What to do: What lines in the listing include "JSON"? Return a copy of each.

Data to examine:
· · · ·

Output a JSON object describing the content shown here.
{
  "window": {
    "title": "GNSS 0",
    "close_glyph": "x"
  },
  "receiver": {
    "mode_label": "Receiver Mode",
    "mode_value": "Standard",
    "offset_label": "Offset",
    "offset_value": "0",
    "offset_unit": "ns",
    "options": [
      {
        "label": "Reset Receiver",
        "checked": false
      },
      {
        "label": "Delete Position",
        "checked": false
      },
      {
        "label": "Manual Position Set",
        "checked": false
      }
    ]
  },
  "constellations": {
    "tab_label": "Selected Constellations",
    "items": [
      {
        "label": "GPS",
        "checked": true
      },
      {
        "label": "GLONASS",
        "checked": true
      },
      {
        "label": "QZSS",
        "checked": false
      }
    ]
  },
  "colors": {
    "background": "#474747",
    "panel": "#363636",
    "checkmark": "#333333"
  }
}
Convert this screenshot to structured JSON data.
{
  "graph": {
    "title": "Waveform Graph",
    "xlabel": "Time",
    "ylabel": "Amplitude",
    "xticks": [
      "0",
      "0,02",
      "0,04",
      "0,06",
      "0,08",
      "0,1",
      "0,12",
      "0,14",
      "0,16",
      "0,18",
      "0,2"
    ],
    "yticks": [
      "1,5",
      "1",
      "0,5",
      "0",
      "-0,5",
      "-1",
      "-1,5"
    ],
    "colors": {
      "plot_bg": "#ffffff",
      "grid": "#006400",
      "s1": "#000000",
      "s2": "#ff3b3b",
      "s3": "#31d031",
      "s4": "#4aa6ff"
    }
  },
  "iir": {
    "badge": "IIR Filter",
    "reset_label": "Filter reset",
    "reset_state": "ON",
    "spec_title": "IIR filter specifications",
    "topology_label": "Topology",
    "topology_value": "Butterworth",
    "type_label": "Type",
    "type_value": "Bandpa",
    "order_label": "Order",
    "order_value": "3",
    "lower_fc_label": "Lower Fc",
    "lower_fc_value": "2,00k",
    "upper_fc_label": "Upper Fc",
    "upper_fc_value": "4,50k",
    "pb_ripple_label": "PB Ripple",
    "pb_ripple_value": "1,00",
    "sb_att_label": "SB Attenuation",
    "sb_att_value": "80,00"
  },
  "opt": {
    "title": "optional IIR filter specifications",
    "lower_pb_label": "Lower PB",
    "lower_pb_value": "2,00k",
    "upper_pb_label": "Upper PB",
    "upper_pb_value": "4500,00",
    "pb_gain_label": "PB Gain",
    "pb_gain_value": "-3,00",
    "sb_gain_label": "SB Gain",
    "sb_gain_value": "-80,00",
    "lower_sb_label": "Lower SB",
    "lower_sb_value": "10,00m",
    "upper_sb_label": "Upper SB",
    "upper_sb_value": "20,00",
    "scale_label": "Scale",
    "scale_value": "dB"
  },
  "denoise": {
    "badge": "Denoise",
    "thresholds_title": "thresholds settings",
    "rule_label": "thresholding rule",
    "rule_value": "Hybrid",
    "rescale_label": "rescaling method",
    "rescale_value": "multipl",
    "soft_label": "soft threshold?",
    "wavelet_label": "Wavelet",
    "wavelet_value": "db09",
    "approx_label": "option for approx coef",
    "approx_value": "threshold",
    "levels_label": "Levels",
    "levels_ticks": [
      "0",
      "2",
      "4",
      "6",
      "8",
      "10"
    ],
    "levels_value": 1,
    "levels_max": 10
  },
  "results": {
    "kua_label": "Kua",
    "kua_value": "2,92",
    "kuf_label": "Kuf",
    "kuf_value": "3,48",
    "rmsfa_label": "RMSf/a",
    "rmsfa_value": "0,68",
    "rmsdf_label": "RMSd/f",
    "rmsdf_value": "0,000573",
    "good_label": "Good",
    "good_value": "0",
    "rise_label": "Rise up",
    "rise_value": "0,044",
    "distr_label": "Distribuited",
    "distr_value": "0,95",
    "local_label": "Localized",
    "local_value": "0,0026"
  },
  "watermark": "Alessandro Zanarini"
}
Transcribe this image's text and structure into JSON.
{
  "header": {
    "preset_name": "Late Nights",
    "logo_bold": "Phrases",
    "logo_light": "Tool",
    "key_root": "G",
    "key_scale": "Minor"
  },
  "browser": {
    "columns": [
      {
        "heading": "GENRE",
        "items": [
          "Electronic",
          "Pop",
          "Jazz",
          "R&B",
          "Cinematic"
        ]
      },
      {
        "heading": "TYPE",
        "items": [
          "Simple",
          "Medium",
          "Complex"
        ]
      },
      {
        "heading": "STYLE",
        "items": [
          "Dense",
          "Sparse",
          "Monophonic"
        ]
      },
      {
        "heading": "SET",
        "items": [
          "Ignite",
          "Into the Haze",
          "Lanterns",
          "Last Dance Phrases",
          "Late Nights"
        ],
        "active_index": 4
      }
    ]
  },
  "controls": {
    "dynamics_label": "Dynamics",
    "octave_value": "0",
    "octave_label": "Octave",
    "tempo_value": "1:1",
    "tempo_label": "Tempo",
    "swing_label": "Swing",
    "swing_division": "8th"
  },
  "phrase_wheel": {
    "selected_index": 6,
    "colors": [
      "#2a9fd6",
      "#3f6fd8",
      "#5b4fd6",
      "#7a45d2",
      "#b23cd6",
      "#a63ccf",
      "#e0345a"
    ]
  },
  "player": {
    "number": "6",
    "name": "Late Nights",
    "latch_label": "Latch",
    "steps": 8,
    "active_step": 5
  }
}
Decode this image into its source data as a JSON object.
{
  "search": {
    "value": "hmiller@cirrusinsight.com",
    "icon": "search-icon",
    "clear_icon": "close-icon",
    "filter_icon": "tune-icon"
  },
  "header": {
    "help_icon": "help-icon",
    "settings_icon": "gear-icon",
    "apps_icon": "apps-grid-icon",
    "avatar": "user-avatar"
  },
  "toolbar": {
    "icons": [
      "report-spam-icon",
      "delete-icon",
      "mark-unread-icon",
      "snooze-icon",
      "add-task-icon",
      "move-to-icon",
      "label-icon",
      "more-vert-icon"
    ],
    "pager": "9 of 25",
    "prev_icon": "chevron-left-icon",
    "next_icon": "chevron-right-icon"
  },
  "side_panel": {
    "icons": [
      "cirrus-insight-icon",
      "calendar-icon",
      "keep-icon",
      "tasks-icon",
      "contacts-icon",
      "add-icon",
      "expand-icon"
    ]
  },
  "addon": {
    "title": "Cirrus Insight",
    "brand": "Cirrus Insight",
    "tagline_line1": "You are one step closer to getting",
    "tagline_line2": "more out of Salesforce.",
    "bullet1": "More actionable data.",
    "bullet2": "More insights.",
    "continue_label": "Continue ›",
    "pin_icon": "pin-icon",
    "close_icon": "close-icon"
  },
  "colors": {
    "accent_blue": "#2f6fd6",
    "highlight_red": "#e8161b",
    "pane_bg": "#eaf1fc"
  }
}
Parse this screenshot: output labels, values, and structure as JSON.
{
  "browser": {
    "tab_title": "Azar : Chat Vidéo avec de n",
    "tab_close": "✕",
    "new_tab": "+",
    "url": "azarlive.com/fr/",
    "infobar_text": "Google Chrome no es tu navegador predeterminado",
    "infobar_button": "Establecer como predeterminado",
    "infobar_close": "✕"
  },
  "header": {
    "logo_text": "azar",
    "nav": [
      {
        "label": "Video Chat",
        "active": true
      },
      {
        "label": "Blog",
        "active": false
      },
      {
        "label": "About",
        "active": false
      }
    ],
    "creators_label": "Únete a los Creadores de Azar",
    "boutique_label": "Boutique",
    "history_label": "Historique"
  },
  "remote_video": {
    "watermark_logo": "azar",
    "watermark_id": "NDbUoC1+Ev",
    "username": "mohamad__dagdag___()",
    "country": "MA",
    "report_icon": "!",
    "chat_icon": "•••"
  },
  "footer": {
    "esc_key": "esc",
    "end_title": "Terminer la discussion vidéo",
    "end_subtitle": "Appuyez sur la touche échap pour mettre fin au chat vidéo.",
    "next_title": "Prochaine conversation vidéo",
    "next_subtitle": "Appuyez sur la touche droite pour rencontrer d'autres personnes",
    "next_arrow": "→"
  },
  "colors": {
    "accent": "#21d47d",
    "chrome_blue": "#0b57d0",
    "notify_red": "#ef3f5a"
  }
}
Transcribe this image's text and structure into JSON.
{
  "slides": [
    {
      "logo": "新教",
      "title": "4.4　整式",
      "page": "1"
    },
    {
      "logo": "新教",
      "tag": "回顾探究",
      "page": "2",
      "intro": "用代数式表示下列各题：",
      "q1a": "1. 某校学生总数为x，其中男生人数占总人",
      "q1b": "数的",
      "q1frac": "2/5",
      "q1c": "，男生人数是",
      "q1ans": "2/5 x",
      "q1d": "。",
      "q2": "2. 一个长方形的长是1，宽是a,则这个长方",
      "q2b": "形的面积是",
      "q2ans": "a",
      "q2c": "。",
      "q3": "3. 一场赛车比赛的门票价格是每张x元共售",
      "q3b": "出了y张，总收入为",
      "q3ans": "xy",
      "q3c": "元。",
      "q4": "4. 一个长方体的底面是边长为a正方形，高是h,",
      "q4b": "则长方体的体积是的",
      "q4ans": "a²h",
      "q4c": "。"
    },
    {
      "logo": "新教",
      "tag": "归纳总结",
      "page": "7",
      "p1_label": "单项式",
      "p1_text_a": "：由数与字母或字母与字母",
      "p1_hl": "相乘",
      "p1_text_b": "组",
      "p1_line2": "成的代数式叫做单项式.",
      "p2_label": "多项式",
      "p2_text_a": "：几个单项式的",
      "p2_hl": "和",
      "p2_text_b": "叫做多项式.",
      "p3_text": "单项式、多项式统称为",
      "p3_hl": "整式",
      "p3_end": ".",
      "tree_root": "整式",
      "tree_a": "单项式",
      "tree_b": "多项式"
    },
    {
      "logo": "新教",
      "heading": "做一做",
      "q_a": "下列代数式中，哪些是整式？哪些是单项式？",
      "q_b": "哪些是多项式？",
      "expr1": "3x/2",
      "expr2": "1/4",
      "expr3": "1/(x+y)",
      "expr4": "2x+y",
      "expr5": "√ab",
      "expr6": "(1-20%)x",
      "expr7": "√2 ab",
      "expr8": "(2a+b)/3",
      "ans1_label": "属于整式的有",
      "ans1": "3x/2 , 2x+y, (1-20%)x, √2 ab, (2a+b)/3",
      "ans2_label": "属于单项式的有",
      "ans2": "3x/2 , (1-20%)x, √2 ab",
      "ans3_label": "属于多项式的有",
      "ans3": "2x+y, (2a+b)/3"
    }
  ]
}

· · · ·

Task result:
Output a JSON object describing the content shown here.
Convert this screenshot to structured JSON data.
Transcribe this image's text and structure into JSON.
Decode this image into its source data as a JSON object.
Parse this screenshot: output labels, values, and structure as JSON.
Transcribe this image's text and structure into JSON.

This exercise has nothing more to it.